by Justin Herrick | December 19, 2017December 19, 2017 9:00 am EST

Expect to see Huawei share United States availability details for the Mate 10 and Mate 10 Pro in just a couple weeks. It’s been confirmed by the company that, despite launching the phones more than two months ago in other parts of the world, both are going to be released in the U.S. sometime in 2018. Specific pricing and a release date will come at CES 2018 in Las Vegas, which starts in January.

Richard Yu, who leads Huawei’s consumer business, sat down for an interview with ABC News and hyped the Mate 10 as the opener for a new push in the region.

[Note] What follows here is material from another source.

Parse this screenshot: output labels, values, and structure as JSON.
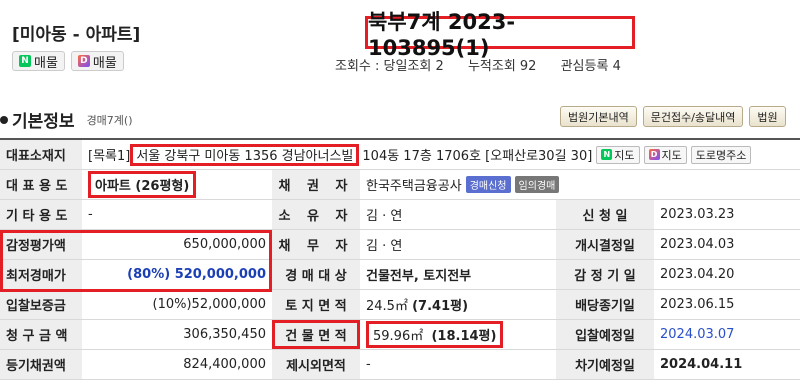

Huawei would once again like to invest in the U.S. as internationally the brand is dominant.

If the brand can grow in the U.S., there’s a fairly good shot of becoming globally-recognized alongside Apple and Samsung. Most people in the U.S., though, are far from familiar with Huawei. So there’s plenty of work necessary to change that.

Here’s what Yu said in the interview:

“We will sell our flagship phone, our product, in the U.S. market through carriers next year. I think we can bring value to the carriers and to consumers. Better product, better innovation, better user experience.”

We already know at least one of the carriers planning to sell the Mate 10 Pro. Firmware for an AT&T-branded unit leaked several weeks ago, and it confirmed Huawei will simply repackage the global variant with pre-installed apps and services from AT&T. Other carriers, however, are unknown to be in or out on the Mate 10 Pro. In the past, AT&T has stepped forward to sell Huawei’s hardware. The Chinese company has also gone its own way to sell unlocked units through Amazon.

Based on Yu’s comments, it’s unclear if the Mate 10 will join the Mate 10 Pro. All signs have pointed to the U.S. only getting the premium model. Still, it’s relieving to see Huawei hasn’t given up on the U.S. yet.

To be successful in the U.S., you need support from major carriers. There’s just no getting around that. The majority of consumers in the region continue buying their phones through carriers because they’re familiar with them, and they can easily walk out of a store with a new phone after agreeing to a monthly payment plan.

ABC News

Justin Herrick

Justin is easily attracted to power buttons. His interest in technology started as a child in the 1990s with the original PlayStation, and two...